WORK ORDER:
Retyping the entries exactly is all that is required.

=====

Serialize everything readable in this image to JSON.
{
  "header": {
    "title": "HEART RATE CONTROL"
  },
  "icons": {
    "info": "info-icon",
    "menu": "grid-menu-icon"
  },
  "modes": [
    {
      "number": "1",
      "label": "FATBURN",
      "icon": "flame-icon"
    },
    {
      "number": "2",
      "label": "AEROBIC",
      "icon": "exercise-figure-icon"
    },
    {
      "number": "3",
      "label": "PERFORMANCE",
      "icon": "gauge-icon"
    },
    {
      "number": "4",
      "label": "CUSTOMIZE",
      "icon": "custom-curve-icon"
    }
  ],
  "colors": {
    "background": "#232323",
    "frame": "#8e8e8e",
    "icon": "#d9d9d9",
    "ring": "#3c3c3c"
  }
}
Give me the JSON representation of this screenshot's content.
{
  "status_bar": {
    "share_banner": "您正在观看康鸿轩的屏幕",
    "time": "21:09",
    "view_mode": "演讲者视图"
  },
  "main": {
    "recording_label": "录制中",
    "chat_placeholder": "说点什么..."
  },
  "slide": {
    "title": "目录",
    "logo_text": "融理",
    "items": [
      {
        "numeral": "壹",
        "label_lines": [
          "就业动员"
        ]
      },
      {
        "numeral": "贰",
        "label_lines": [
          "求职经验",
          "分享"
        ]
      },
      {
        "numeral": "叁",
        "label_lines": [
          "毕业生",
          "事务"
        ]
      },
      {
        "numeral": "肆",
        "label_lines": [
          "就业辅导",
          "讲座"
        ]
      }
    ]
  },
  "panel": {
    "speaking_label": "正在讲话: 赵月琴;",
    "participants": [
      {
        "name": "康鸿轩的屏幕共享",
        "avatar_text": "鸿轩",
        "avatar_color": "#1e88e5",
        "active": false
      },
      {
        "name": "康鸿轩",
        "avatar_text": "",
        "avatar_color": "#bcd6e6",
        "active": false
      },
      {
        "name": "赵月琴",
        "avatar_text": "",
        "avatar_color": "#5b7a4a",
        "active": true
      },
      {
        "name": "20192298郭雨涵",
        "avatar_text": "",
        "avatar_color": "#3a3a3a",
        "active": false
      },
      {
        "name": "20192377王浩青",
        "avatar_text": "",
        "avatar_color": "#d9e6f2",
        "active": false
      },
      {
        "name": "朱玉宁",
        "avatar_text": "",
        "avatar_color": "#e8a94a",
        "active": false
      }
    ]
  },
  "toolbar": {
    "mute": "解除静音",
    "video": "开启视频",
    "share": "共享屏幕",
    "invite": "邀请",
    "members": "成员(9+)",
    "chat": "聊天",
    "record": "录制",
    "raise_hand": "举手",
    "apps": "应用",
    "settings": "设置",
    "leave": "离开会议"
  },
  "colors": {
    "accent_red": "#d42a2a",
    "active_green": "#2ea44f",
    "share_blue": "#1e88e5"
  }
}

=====

EXERCISE RESULT:
Serialize everything readable in this image to JSON.
{
  "header": {
    "title": "HEART RATE CONTROL"
  },
  "icons": {
    "info": "info-icon",
    "menu": "grid-menu-icon"
  },
  "modes": [
    {
      "number": "1",
      "label": "FATBURN",
      "icon": "flame-icon"
    },
    {
      "number": "2",
      "label": "AEROBIC",
      "icon": "exercise-figure-icon"
    },
    {
      "number": "3",
      "label": "PERFORMANCE",
      "icon": "gauge-icon"
    },
    {
      "number": "4",
      "label": "CUSTOMIZE",
      "icon": "custom-curve-icon"
    }
  ],
  "colors": {
    "background": "#232323",
    "frame": "#8e8e8e",
    "icon": "#d9d9d9",
    "ring": "#3c3c3c"
  }
}
Give me the JSON representation of this screenshot's content.
{
  "status_bar": {
    "share_banner": "您正在观看康鸿轩的屏幕",
    "time": "21:09",
    "view_mode": "演讲者视图"
  },
  "main": {
    "recording_label": "录制中",
    "chat_placeholder": "说点什么..."
  },
  "slide": {
    "title": "目录",
    "logo_text": "融理",
    "items": [
      {
        "numeral": "壹",
        "label_lines": [
          "就业动员"
        ]
      },
      {
        "numeral": "贰",
        "label_lines": [
          "求职经验",
          "分享"
        ]
      },
      {
        "numeral": "叁",
        "label_lines": [
          "毕业生",
          "事务"
        ]
      },
      {
        "numeral": "肆",
        "label_lines": [
          "就业辅导",
          "讲座"
        ]
      }
    ]
  },
  "panel": {
    "speaking_label": "正在讲话: 赵月琴;",
    "participants": [
      {
        "name": "康鸿轩的屏幕共享",
        "avatar_text": "鸿轩",
        "avatar_color": "#1e88e5",
        "active": false
      },
      {
        "name": "康鸿轩",
        "avatar_text": "",
        "avatar_color": "#bcd6e6",
        "active": false
      },
      {
        "name": "赵月琴",
        "avatar_text": "",
        "avatar_color": "#5b7a4a",
        "active": true
      },
      {
        "name": "20192298郭雨涵",
        "avatar_text": "",
        "avatar_color": "#3a3a3a",
        "active": false
      },
      {
        "name": "20192377王浩青",
        "avatar_text": "",
        "avatar_color": "#d9e6f2",
        "active": false
      },
      {
        "name": "朱玉宁",
        "avatar_text": "",
        "avatar_color": "#e8a94a",
        "active": false
      }
    ]
  },
  "toolbar": {
    "mute": "解除静音",
    "video": "开启视频",
    "share": "共享屏幕",
    "invite": "邀请",
    "members": "成员(9+)",
    "chat": "聊天",
    "record": "录制",
    "raise_hand": "举手",
    "apps": "应用",
    "settings": "设置",
    "leave": "离开会议"
  },
  "colors": {
    "accent_red": "#d42a2a",
    "active_green": "#2ea44f",
    "share_blue": "#1e88e5"
  }
}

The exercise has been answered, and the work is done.